A good example of how the movie took a generalization and graphically made it beautiful is in the look of the costumes. In fact, all of the visual flair of the movie makes the story come alive. The dress that Katniss wears to the President’s welcome party is stunning, interweaving the colored feathers of the mockingjay on her shoulders. The wedding dress that she wears for her interview with Caesar is beautiful. When she twirls and the fire engulfs the dress and turns it into a mockingjay, complete with wings, the effect is nothing less than astounding.

Jennifer Lawrence carries the film, as she did with The Hunger Games. There is something really special in the way she carries herself, the use of her voice and her eyes, that makes her one of those rare acting personalities that seem to reach inside you. Some actors have “it” and she has “it” in spades. Her body of work is already very impressive, considering her youth. Her acting in Winter’s Bone is amazing, as is her Academy Award winning performance in Silver Linings Playbook and I’m hoping that she chooses her scripts well and has one of those careers that is meteoric.

All of the supporting actors that were great in the first movie reprise their roles in this sequel–Donald Sutherland as President Snow, Stanley Tucci as Caesar, Elizabeth Banks as Effie, and Woody Harrelson as Haymitch are all perfect. The best performance of this group is given by Elizabeth Banks, who portrays a moving character arc as Effie, bringing her full turn from giddy capital gadfly to broken realist. In addition, there are a couple of new characters here that really make the story go. First of all, Phillip Seymour Hoffman plays Plutarch Evansby, the new Head Gamemaker, and secondly, Jena Malone is cast as Joanna, the misfit victor who joins the revolution along with Plutarch.. Both of them are really great.

All of the scenes inside the new Hunger Games arena are extremely well-done. They have visualized the arena from the book very precisely and it makes a terrific battleground. The clock dangers, especially the poisonous fog and the attack of the apes, are heart-pounding sequences and memorable filmmaking.

The final reason that the film is better than the novel is that the ending brought a feeling of resolution.

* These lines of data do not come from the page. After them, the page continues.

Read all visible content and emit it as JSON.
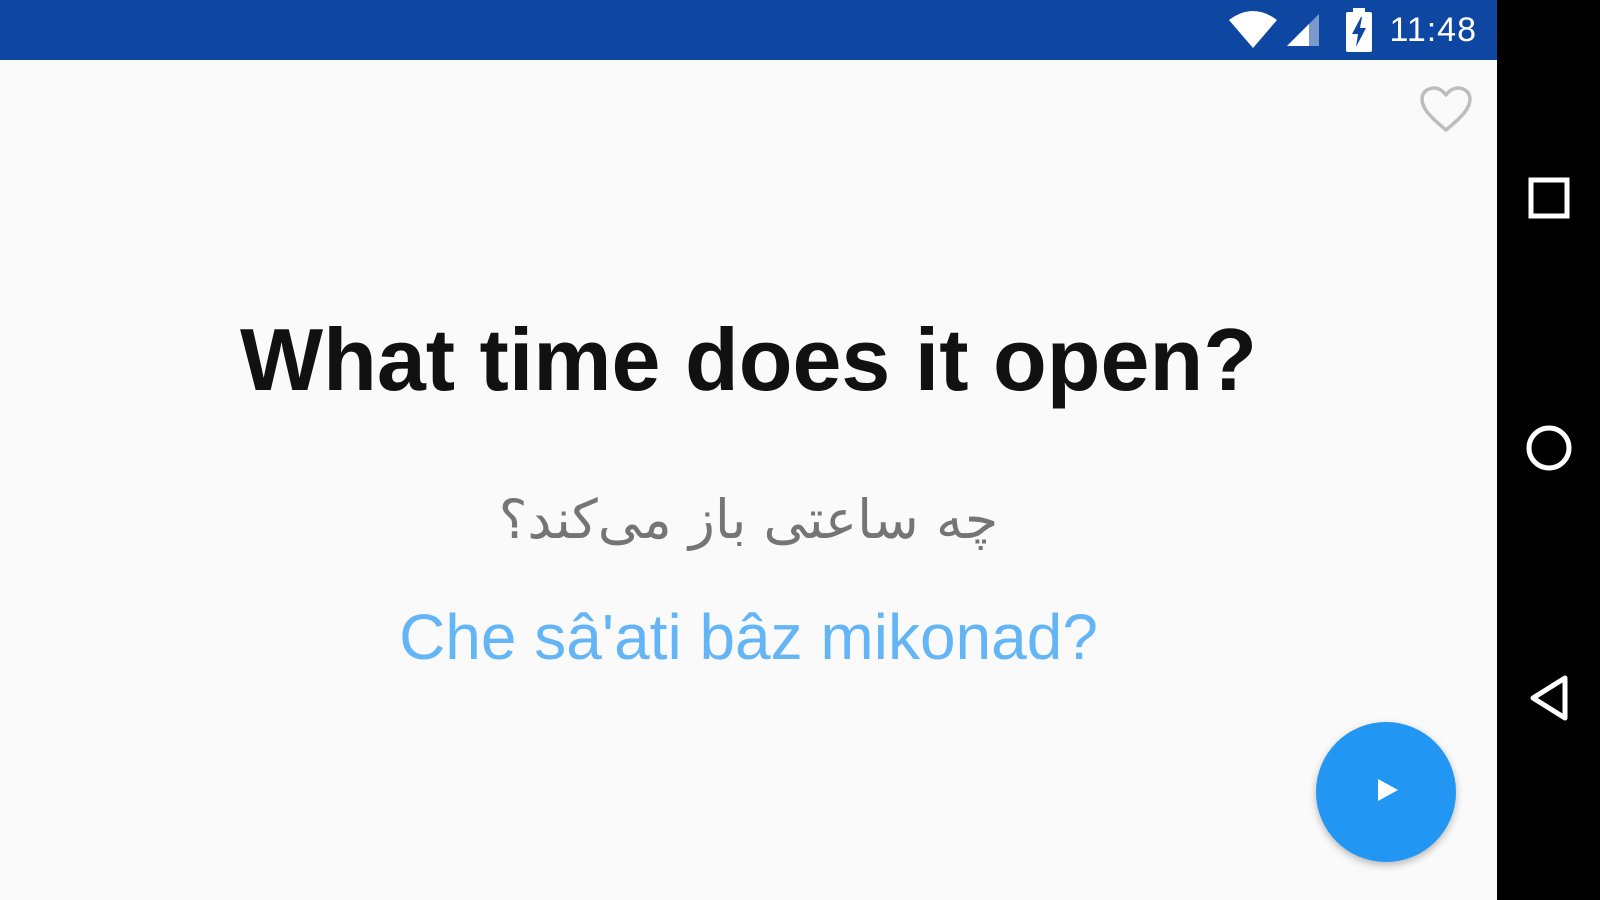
{
  "status_bar": {
    "time": "11:48",
    "background_color": "#0d47a1",
    "icons": [
      "wifi-icon",
      "cell-signal-icon",
      "battery-charging-icon"
    ]
  },
  "card": {
    "favorite_icon": "heart-outline-icon",
    "english": "What time does it open?",
    "persian": "چه ساعتی باز می‌کند؟",
    "transliteration": "Che sâ'ati bâz mikonad?",
    "play_icon": "play-icon"
  },
  "colors": {
    "background": "#fafafa",
    "english_text": "#111111",
    "persian_text": "#757575",
    "transliteration_text": "#64b5f6",
    "play_button": "#2196f3"
  },
  "nav_bar": {
    "buttons": [
      "recents-square-icon",
      "home-circle-icon",
      "back-triangle-icon"
    ]
  }
}
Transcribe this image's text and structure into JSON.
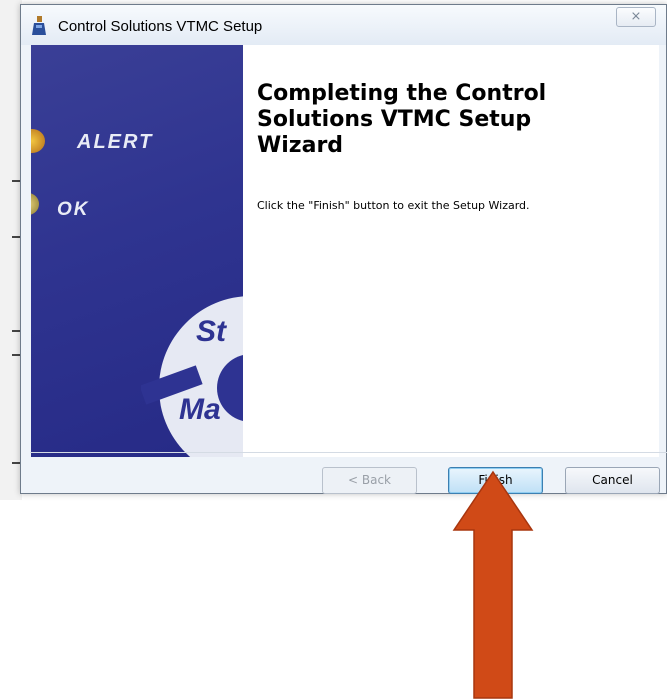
{
  "window": {
    "title": "Control Solutions VTMC Setup",
    "close_glyph": "⨯"
  },
  "side_image": {
    "labels": [
      "ALERT",
      "OK",
      "St",
      "Ma"
    ]
  },
  "main": {
    "heading": "Completing the Control Solutions VTMC Setup Wizard",
    "instruction": "Click the \"Finish\" button to exit the Setup Wizard."
  },
  "buttons": {
    "back": "< Back",
    "finish": "Finish",
    "cancel": "Cancel"
  },
  "annotation": {
    "arrow_color": "#d04a17",
    "icon": "up-arrow-icon"
  }
}
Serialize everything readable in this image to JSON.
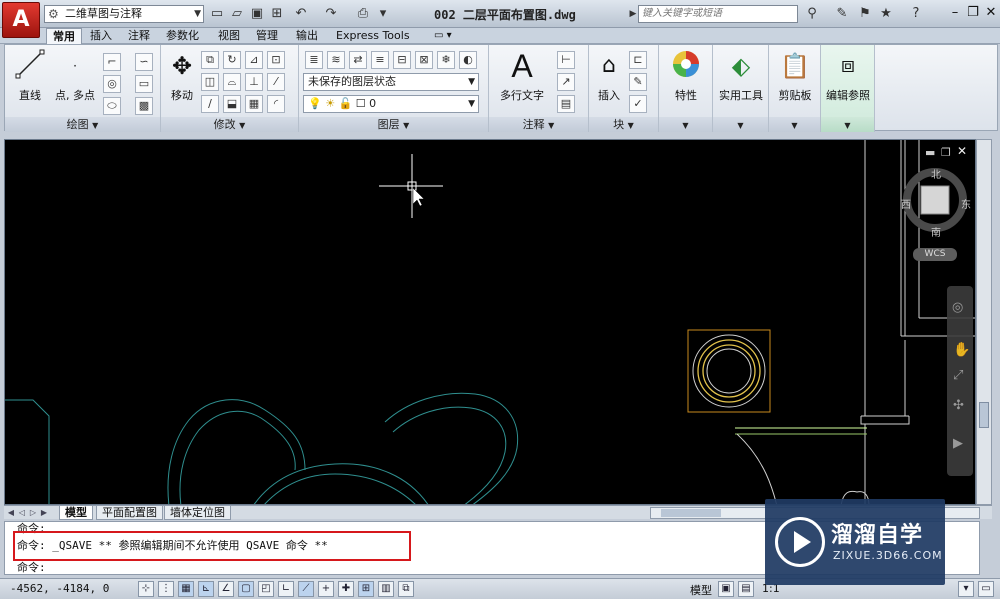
{
  "title_bar": {
    "app_button": "A",
    "workspace": "二维草图与注释",
    "document_title": "002 二层平面布置图.dwg",
    "search_placeholder": "键入关键字或短语"
  },
  "ribbon_tabs": [
    {
      "label": "常用",
      "active": true
    },
    {
      "label": "插入"
    },
    {
      "label": "注释"
    },
    {
      "label": "参数化"
    },
    {
      "label": "视图"
    },
    {
      "label": "管理"
    },
    {
      "label": "输出"
    },
    {
      "label": "Express Tools"
    }
  ],
  "panels": {
    "draw": {
      "title": "绘图",
      "line_label": "直线",
      "point_label": "点, 多点"
    },
    "modify": {
      "title": "修改",
      "move_label": "移动"
    },
    "layers": {
      "title": "图层",
      "layer_state": "未保存的图层状态",
      "current_layer": "0"
    },
    "annotation": {
      "title": "注释",
      "mtext_label": "多行文字",
      "mtext_glyph": "A"
    },
    "block": {
      "title": "块",
      "insert_label": "插入"
    },
    "properties": {
      "label": "特性"
    },
    "utilities": {
      "label": "实用工具"
    },
    "clipboard": {
      "label": "剪贴板"
    },
    "refedit": {
      "label": "编辑参照"
    }
  },
  "viewcube": {
    "north": "北",
    "south": "南",
    "east": "东",
    "west": "西",
    "wcs": "WCS"
  },
  "layout_tabs": [
    {
      "label": "模型",
      "active": true
    },
    {
      "label": "平面配置图"
    },
    {
      "label": "墙体定位图"
    }
  ],
  "command_lines": [
    "命令:",
    "命令: _QSAVE ** 参照编辑期间不允许使用 QSAVE 命令 **",
    "命令:"
  ],
  "status": {
    "coordinates": "-4562, -4184, 0",
    "model": "模型",
    "scale": "1:1"
  },
  "watermark": {
    "title": "溜溜自学",
    "url": "ZIXUE.3D66.COM"
  },
  "colors": {
    "canvas": "#000000",
    "cyan_lines": "#2f8f8f",
    "selection_orange": "#c98a1e",
    "accent_red": "#d6181c",
    "ref_green": "#d6f0e4"
  }
}
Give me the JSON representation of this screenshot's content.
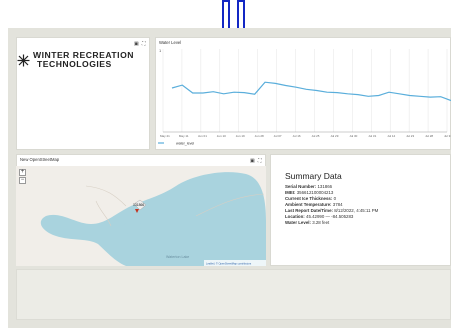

I can’t stress enough how difficult this is, given that the ending is really (just like in the novel) a cliffhanger. I walked away from the movie looking forward to the final installment, but not feeling as if I had been left hanging. The final shot of Jennifer Lawrence’s face is way plenty to keep me going until Mockingjay finishes filming and is released. I loved the final graphic of the mockingjay’s twisting around from a silhouette posture and turning into something resembling a phoenix surrounded by flames in the circle. Beautiful.

If you loved The Hunger Games, I can almost guarantee that you’ll find Catching Fire to be a marvelous film and well worth the investment of time. Highly recommend.